The University of Michigan Department of Psychiatry reaches far beyond the state limits of Michigan. Our research impacts and influences clinical care on a much larger scale, touching far corners of the globe. Here we highlight a few sample collaborations of work being done in Uganda, China, and beyond.
Collaborations in China
The Intern Health Study is a longitudinal cohort study that assesses stress and mood in medical interns at institutions around the country, enrolling over 3,000 new interns each year. The Intern Health Study is supported by the National Institute of Mental Health, the University of Michigan Depression Center and the Taubman Medical Institute. Dr. Srijan Sen, Frances and Kenneth Eisenberg Professor of Depression and Neurosciences with the Department of Psychiatry, leads this study.
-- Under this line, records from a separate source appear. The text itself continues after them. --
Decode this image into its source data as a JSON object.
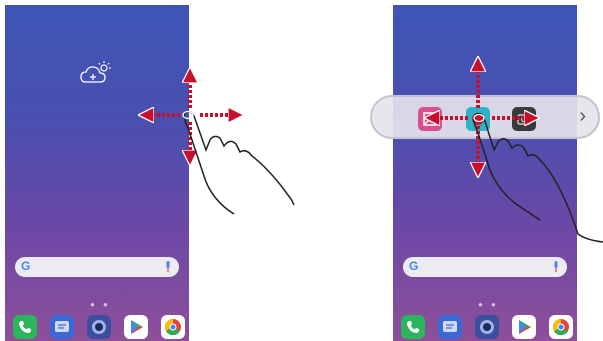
{
  "left_screen": {
    "weather_icon": "cloud-sun-plus-icon",
    "search": {
      "logo": "G",
      "mic_icon": "mic-icon"
    },
    "page_dots": "● ●",
    "dock": [
      {
        "icon": "phone-icon",
        "color": "#2db55d"
      },
      {
        "icon": "messages-icon",
        "color": "#3a69d6"
      },
      {
        "icon": "camera-icon",
        "color": "#3c4e9e"
      },
      {
        "icon": "play-store-icon",
        "color": "#ffffff"
      },
      {
        "icon": "chrome-icon",
        "color": "#ffffff"
      }
    ]
  },
  "right_screen": {
    "search": {
      "logo": "G",
      "mic_icon": "mic-icon"
    },
    "page_dots": "● ●",
    "quick_bar": {
      "items": [
        "screenshot-icon",
        "record-icon",
        "camera-icon"
      ],
      "chevron": "›"
    }
  },
  "colors": {
    "arrow": "#c8102e",
    "gradient_top": "#3d56b6",
    "gradient_bottom": "#8e4f9a"
  }
}
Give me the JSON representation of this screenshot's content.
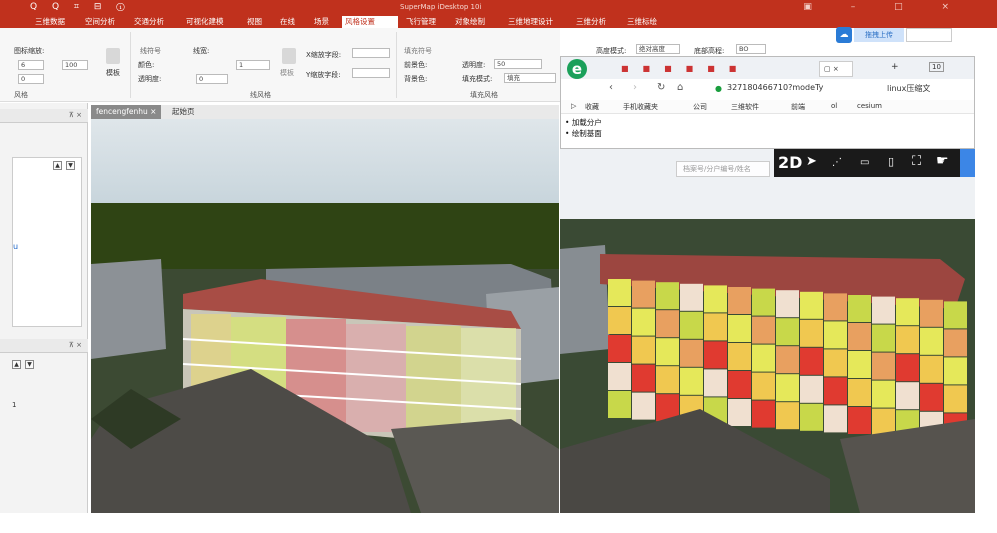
{
  "titlebar": {
    "title": "SuperMap iDesktop 10i",
    "quick_access": "Q Q ⌗ ⊟ ⓘ",
    "window_controls": "▣ – □ ×"
  },
  "menu": [
    "三维数据",
    "空间分析",
    "交通分析",
    "可视化建模",
    "视图",
    "在线",
    "场景",
    "风格设置",
    "飞行管理",
    "对象绘制",
    "三维地理设计",
    "三维分析",
    "三维标绘"
  ],
  "ribbon": {
    "icon_scale_label": "图标缩放:",
    "icon_val1": "6",
    "icon_val2": "100",
    "icon_val3": "0",
    "group1": "风格",
    "template_label": "模板",
    "line_symbol": "线符号",
    "line_width": "线宽:",
    "color": "颜色:",
    "transparency": "透明度:",
    "trans_val": "0",
    "width_val": "1",
    "group2": "线风格",
    "x_scale": "X缩放字段:",
    "y_scale": "Y缩放字段:",
    "fill_symbol": "填充符号",
    "fore_color": "前景色:",
    "back_color": "背景色:",
    "trans2": "透明度:",
    "trans2_val": "50",
    "fill_mode": "填充模式:",
    "fill_mode_val": "填充",
    "group3": "填充风格",
    "extra1": "高度模式:",
    "extra1_val": "绝对高度",
    "extra2": "底部高程:",
    "extra2_val": "BO"
  },
  "docs": {
    "tab1": "fencengfenhu",
    "tab2": "起始页"
  },
  "browser": {
    "address": "327180466710?modeTy",
    "ext": "linux压缩文",
    "bookmarks": [
      "收藏",
      "手机收藏夹",
      "公司",
      "三维软件",
      "前端",
      "ol",
      "cesium"
    ],
    "list": [
      "加载分户",
      "绘制基面"
    ],
    "search_placeholder": "档案号/分户编号/姓名",
    "toolbar": {
      "mode": "2D"
    }
  },
  "upload": {
    "label": "拖拽上传"
  },
  "left": {
    "label1": "u",
    "label2": "1"
  }
}
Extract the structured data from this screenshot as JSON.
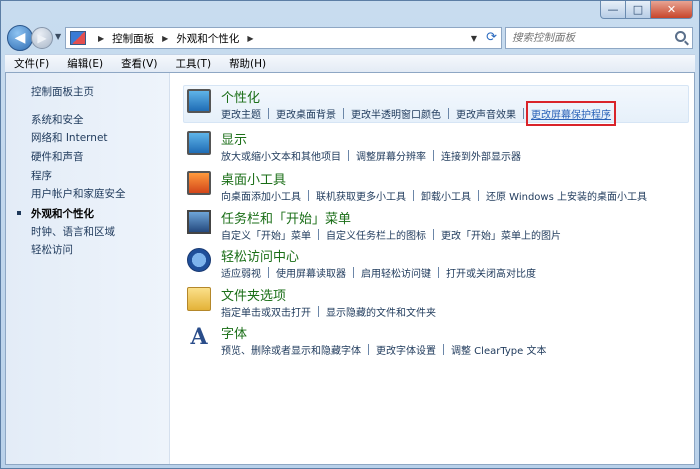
{
  "window": {
    "controls": {
      "minimize": "—",
      "maximize": "□",
      "close": "✕"
    }
  },
  "navigation": {
    "back_icon": "◀",
    "forward_icon": "▶",
    "dropdown_icon": "▼",
    "breadcrumb": [
      "控制面板",
      "外观和个性化"
    ],
    "refresh_icon": "⟳",
    "search_placeholder": "搜索控制面板"
  },
  "menu": {
    "items": [
      "文件(F)",
      "编辑(E)",
      "查看(V)",
      "工具(T)",
      "帮助(H)"
    ]
  },
  "sidebar": {
    "items": [
      {
        "label": "控制面板主页"
      },
      {
        "label": "系统和安全"
      },
      {
        "label": "网络和 Internet"
      },
      {
        "label": "硬件和声音"
      },
      {
        "label": "程序"
      },
      {
        "label": "用户帐户和家庭安全"
      },
      {
        "label": "外观和个性化",
        "current": true
      },
      {
        "label": "时钟、语言和区域"
      },
      {
        "label": "轻松访问"
      }
    ]
  },
  "categories": [
    {
      "title": "个性化",
      "icon": "monitor-icon",
      "links": [
        "更改主题",
        "更改桌面背景",
        "更改半透明窗口颜色",
        "更改声音效果",
        "更改屏幕保护程序"
      ],
      "highlighted_link": 4
    },
    {
      "title": "显示",
      "icon": "display-icon",
      "links": [
        "放大或缩小文本和其他项目",
        "调整屏幕分辨率",
        "连接到外部显示器"
      ]
    },
    {
      "title": "桌面小工具",
      "icon": "gadget-icon",
      "links": [
        "向桌面添加小工具",
        "联机获取更多小工具",
        "卸载小工具",
        "还原 Windows 上安装的桌面小工具"
      ]
    },
    {
      "title": "任务栏和「开始」菜单",
      "icon": "taskbar-icon",
      "links": [
        "自定义「开始」菜单",
        "自定义任务栏上的图标",
        "更改「开始」菜单上的图片"
      ]
    },
    {
      "title": "轻松访问中心",
      "icon": "accessibility-icon",
      "links": [
        "适应弱视",
        "使用屏幕读取器",
        "启用轻松访问键",
        "打开或关闭高对比度"
      ]
    },
    {
      "title": "文件夹选项",
      "icon": "folder-icon",
      "links": [
        "指定单击或双击打开",
        "显示隐藏的文件和文件夹"
      ]
    },
    {
      "title": "字体",
      "icon": "font-icon",
      "icon_text": "A",
      "links": [
        "预览、删除或者显示和隐藏字体",
        "更改字体设置",
        "调整 ClearType 文本"
      ]
    }
  ],
  "colors": {
    "category_title": "#1a6e17",
    "link": "#1e395b",
    "highlight_box": "#d9242a"
  }
}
Improving treatment for children and elders with mental illnesses in rural Ghana
The University of Michigan Department of Psychiatry was awarded a Global REACH Partnership Development Grant in April 2017 to build workforce capacity and improve treatment for children and elders with mental illnesses in rural Ghana. Michelle Riba, M.D., professor of psychiatry, and Gregory Dalack, M.D., chair of the U-M Department of Psychiatry are leading this effort.
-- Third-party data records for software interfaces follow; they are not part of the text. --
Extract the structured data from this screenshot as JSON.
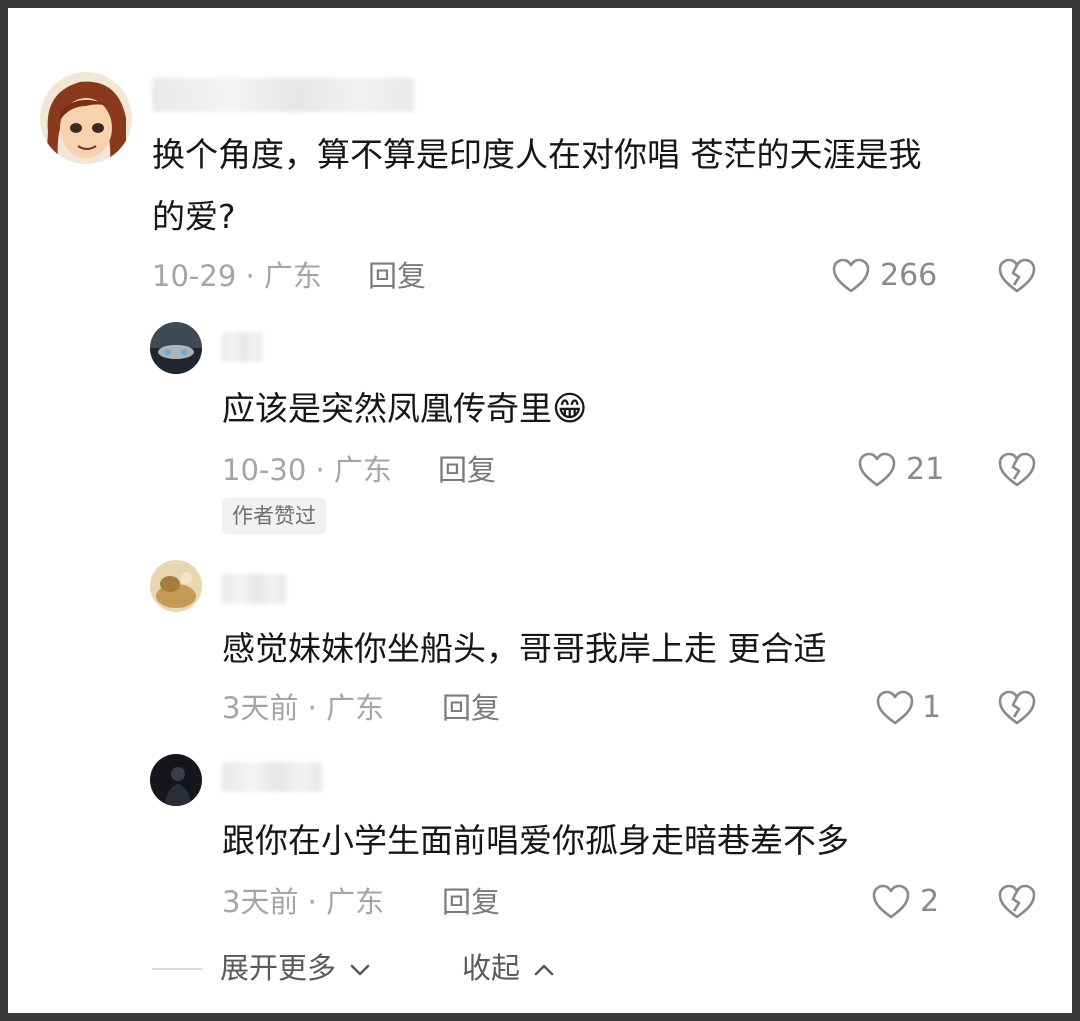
{
  "comments": [
    {
      "text_line1": "换个角度，算不算是印度人在对你唱 苍茫的天涯是我",
      "text_line2": "的爱?",
      "meta": "10-29 · 广东",
      "reply_label": "回复",
      "likes": "266"
    }
  ],
  "replies": [
    {
      "text": "应该是突然凤凰传奇里",
      "emoji": "😁",
      "meta": "10-30 · 广东",
      "reply_label": "回复",
      "likes": "21",
      "badge": "作者赞过"
    },
    {
      "text": "感觉妹妹你坐船头，哥哥我岸上走 更合适",
      "meta": "3天前 · 广东",
      "reply_label": "回复",
      "likes": "1"
    },
    {
      "text": "跟你在小学生面前唱爱你孤身走暗巷差不多",
      "meta": "3天前 · 广东",
      "reply_label": "回复",
      "likes": "2"
    }
  ],
  "footer": {
    "expand_label": "展开更多",
    "collapse_label": "收起"
  },
  "icons": {
    "like": "heart-outline-icon",
    "dislike": "broken-heart-icon",
    "expand": "chevron-down-icon",
    "collapse": "chevron-up-icon"
  },
  "colors": {
    "primary_text": "#161616",
    "meta_text": "#a5a5a5",
    "icon": "#8a8a8a"
  }
}
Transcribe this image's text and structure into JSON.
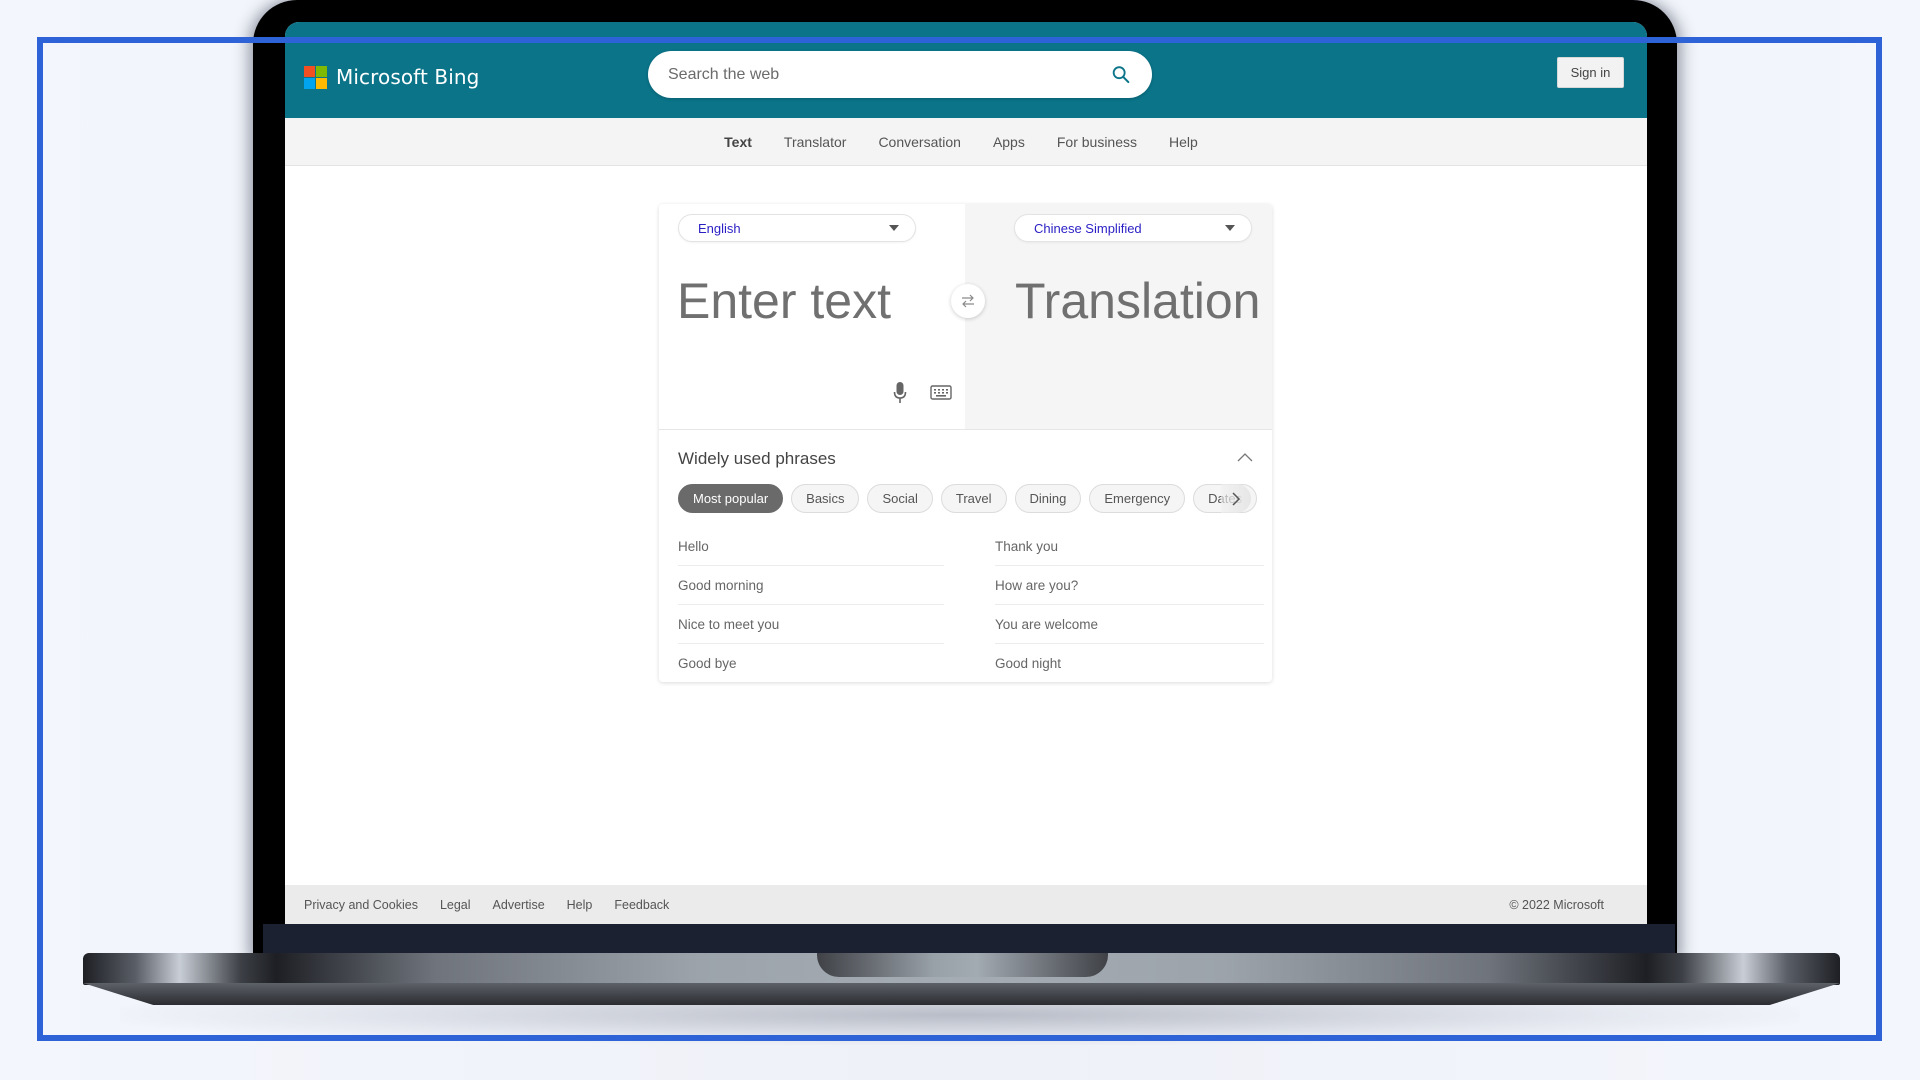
{
  "header": {
    "brand": "Microsoft Bing",
    "logo_colors": [
      "#f25022",
      "#7fba00",
      "#00a4ef",
      "#ffb900"
    ],
    "search_placeholder": "Search the web",
    "search_value": "",
    "sign_in_label": "Sign in",
    "accent_color": "#0b7489"
  },
  "nav": {
    "items": [
      {
        "label": "Text",
        "active": true
      },
      {
        "label": "Translator",
        "active": false
      },
      {
        "label": "Conversation",
        "active": false
      },
      {
        "label": "Apps",
        "active": false
      },
      {
        "label": "For business",
        "active": false
      },
      {
        "label": "Help",
        "active": false
      }
    ]
  },
  "translator": {
    "source_language": "English",
    "target_language": "Chinese Simplified",
    "input_placeholder": "Enter text",
    "input_value": "",
    "translation_placeholder": "Translation",
    "icons": {
      "swap": "swap-arrows-icon",
      "mic": "microphone-icon",
      "keyboard": "keyboard-icon"
    }
  },
  "phrases": {
    "title": "Widely used phrases",
    "collapse_icon": "chevron-up-icon",
    "categories": [
      {
        "label": "Most popular",
        "active": true
      },
      {
        "label": "Basics",
        "active": false
      },
      {
        "label": "Social",
        "active": false
      },
      {
        "label": "Travel",
        "active": false
      },
      {
        "label": "Dining",
        "active": false
      },
      {
        "label": "Emergency",
        "active": false
      },
      {
        "label": "Dates",
        "active": false
      }
    ],
    "left": [
      "Hello",
      "Good morning",
      "Nice to meet you",
      "Good bye"
    ],
    "right": [
      "Thank you",
      "How are you?",
      "You are welcome",
      "Good night"
    ]
  },
  "footer": {
    "links": [
      "Privacy and Cookies",
      "Legal",
      "Advertise",
      "Help",
      "Feedback"
    ],
    "copyright": "© 2022 Microsoft"
  }
}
Fighting the Cognitive Effects of HIV and Malaria in Uganda
Bruno Giordani, Ph.D., professor with the department, and his colleague Michael Boivin, Ph.D., professor of psychiatry at Michigan State University and adjunct professor in the U-M Department of Psychiatry, have been collaborating for over 25 years all over the world. They have worked in the U.S., Africa, in southeast Asia, and beyond. They have addressed topics such as the effect of lead exposure in children; the role that the environment, nutrition, home setting, and intestinal parasites play in the development of behavior and cognitive abilities; as well as how to effectively measure these factors in cross-cultural and low resource settings, including the use of newer approaches such as eye tracking and hand held, portable EEG systems.